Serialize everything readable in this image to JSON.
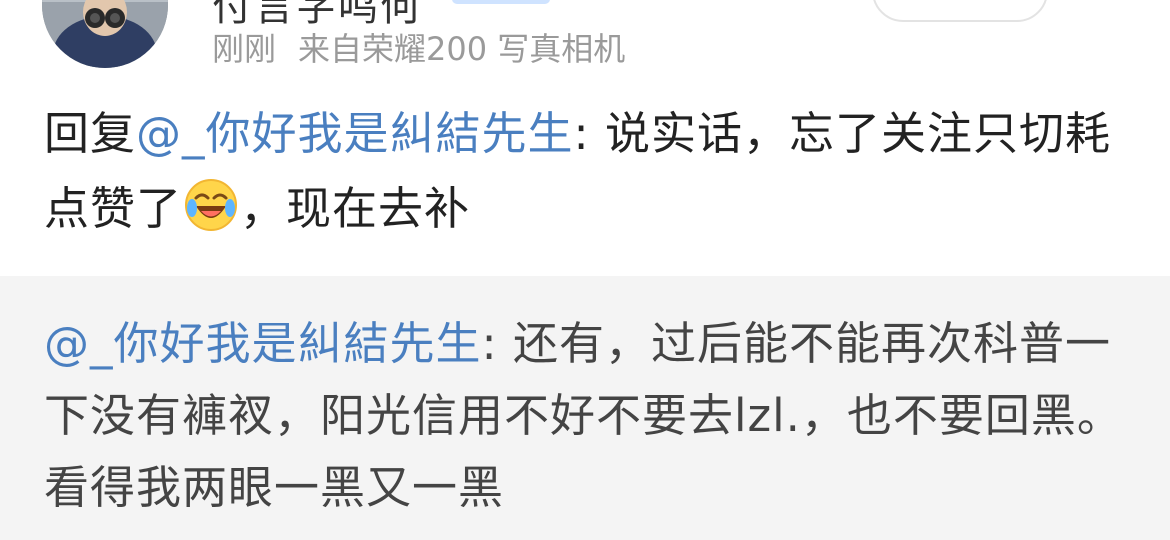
{
  "header": {
    "username": "付言字鸣何",
    "meta": {
      "time": "刚刚",
      "source": "来自荣耀200 写真相机"
    }
  },
  "reply": {
    "prefix": "回复",
    "mention": "@_你好我是糾結先生",
    "text_part1": ": 说实话，忘了关注只切耗点赞了",
    "emoji": "laughing-crying-emoji",
    "text_part2": "，现在去补"
  },
  "quote": {
    "mention": "@_你好我是糾結先生",
    "text": ": 还有，过后能不能再次科普一下没有褲衩，阳光信用不好不要去lzl.，也不要回黑。看得我两眼一黑又一黑"
  },
  "colors": {
    "mention": "#4a7fc0",
    "body_text": "#222222",
    "meta_text": "#9a9a9a",
    "quote_bg": "#f4f4f4"
  }
}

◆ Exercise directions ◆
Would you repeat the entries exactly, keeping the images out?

◆ Response box ◆
Serialize everything readable in this image to JSON.
{
  "header": {
    "username": "付言字鸣何",
    "meta": {
      "time": "刚刚",
      "source": "来自荣耀200 写真相机"
    }
  },
  "reply": {
    "prefix": "回复",
    "mention": "@_你好我是糾結先生",
    "text_part1": ": 说实话，忘了关注只切耗点赞了",
    "emoji": "laughing-crying-emoji",
    "text_part2": "，现在去补"
  },
  "quote": {
    "mention": "@_你好我是糾結先生",
    "text": ": 还有，过后能不能再次科普一下没有褲衩，阳光信用不好不要去lzl.，也不要回黑。看得我两眼一黑又一黑"
  },
  "colors": {
    "mention": "#4a7fc0",
    "body_text": "#222222",
    "meta_text": "#9a9a9a",
    "quote_bg": "#f4f4f4"
  }
}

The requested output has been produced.